While Donkey Kong was the AAA pack-in for the Colecovision, it was the isometric shooter Zaxxon that dropped people’s jaws in 1982. Here was a huge 24K cartridge (yes, 24K!!) with screenshots seeming to confirm it was very much like the arcade game. Donkey Kong was a kick in the teeth for rivals Atari, but Zaxxon was something else, because their VCS console was incapable of even attempting an isometric scrolling game. Coleco had Atari on the ropes, and there was absolutely nothing they could do about it.
Zaxxon is a difficult game to play at first due to the isometric perspective, especially with moving your craft through gaps in the walls, but you can the use your laser as a guide by shooting in front of you to see how high up you are. The scrolling is a little choppy, but it doesn’t really matter in terms of the gameplay. More importantly, the graphics do carry much of the style and atmosphere of the arcade machine, and it’s accompanied by some occasionally meaty sound effects too. The levels are shortened, but the good thing about that is the CV version gets to the end of level battles quicker without any big loss in variety or challenge.
Like with Donkey Kong, more accurate versions of Zaxxon would later appear on technically superior consoles. However, this is historically the most interesting version because it came out in 1982 when most people were playing 4K versions of Pacman on the VCS, and the visual jump must have felt astonishing to the gaming public back then. Also, when I recently played the Zaxxon arcade machine at a retro gaming event, I managed to go further than ever before, and I credit this to heavily playing the Colecovision cartridge in the weeks leading up to it. Therefore, while the hype on the box isn’t literally true, to a certain extent, Zaxxon really does “play like the arcade”. Not only that, it might even make you better at the real thing!
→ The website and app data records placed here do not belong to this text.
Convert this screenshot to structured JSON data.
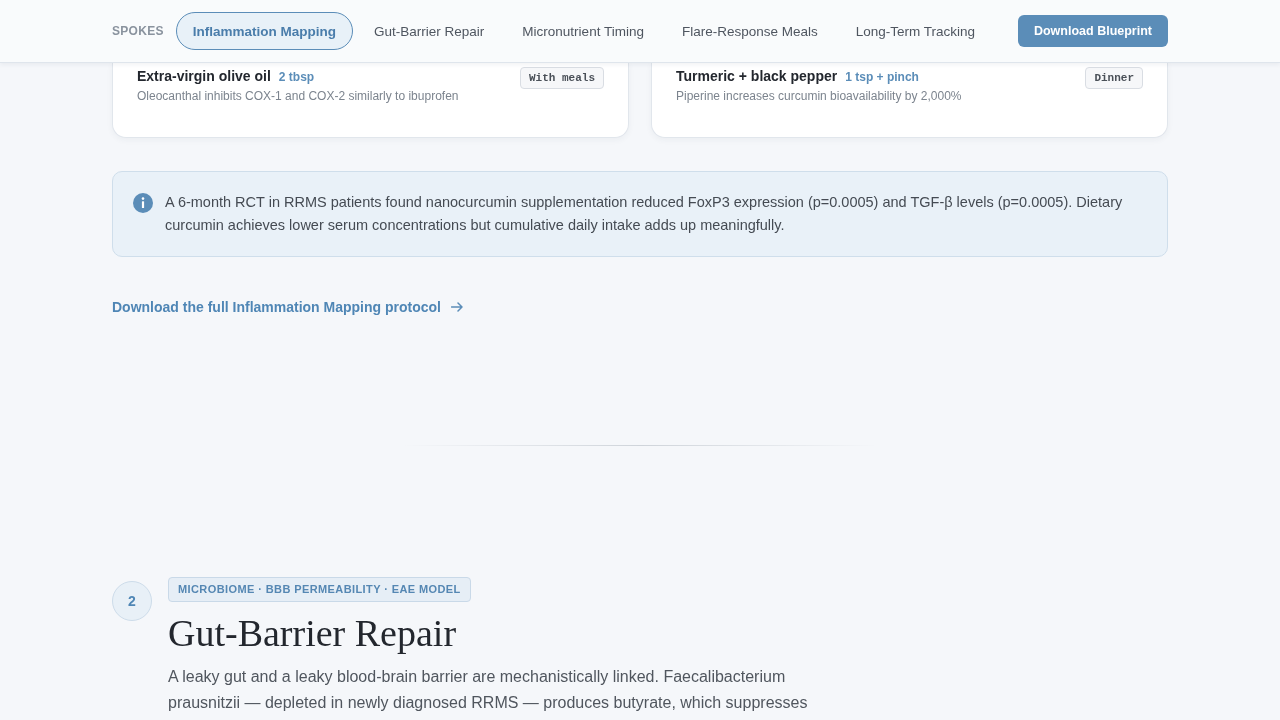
{
  "nav": {
    "label": "SPOKES",
    "tabs": [
      {
        "label": "Inflammation Mapping",
        "selected": true
      },
      {
        "label": "Gut-Barrier Repair",
        "selected": false
      },
      {
        "label": "Micronutrient Timing",
        "selected": false
      },
      {
        "label": "Flare-Response Meals",
        "selected": false
      },
      {
        "label": "Long-Term Tracking",
        "selected": false
      }
    ],
    "button": "Download Blueprint"
  },
  "foods": [
    {
      "name": "Extra-virgin olive oil",
      "dose": "2 tbsp",
      "note": "Oleocanthal inhibits COX-1 and COX-2 similarly to ibuprofen",
      "timing": "With meals"
    },
    {
      "name": "Turmeric + black pepper",
      "dose": "1 tsp + pinch",
      "note": "Piperine increases curcumin bioavailability by 2,000%",
      "timing": "Dinner"
    }
  ],
  "callout": {
    "text": "A 6-month RCT in RRMS patients found nanocurcumin supplementation reduced FoxP3 expression (p=0.0005) and TGF-β levels (p=0.0005). Dietary curcumin achieves lower serum concentrations but cumulative daily intake adds up meaningfully."
  },
  "link": {
    "label": "Download the full Inflammation Mapping protocol"
  },
  "section": {
    "number": "2",
    "tags": "MICROBIOME · BBB PERMEABILITY · EAE MODEL",
    "title": "Gut-Barrier Repair",
    "body": "A leaky gut and a leaky blood-brain barrier are mechanistically linked. Faecalibacterium prausnitzii — depleted in newly diagnosed RRMS — produces butyrate, which suppresses"
  }
}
Can be considered the beginning of a new generation of conversions that wowed you simply by looking at the screenshots, and still a good game in its own right.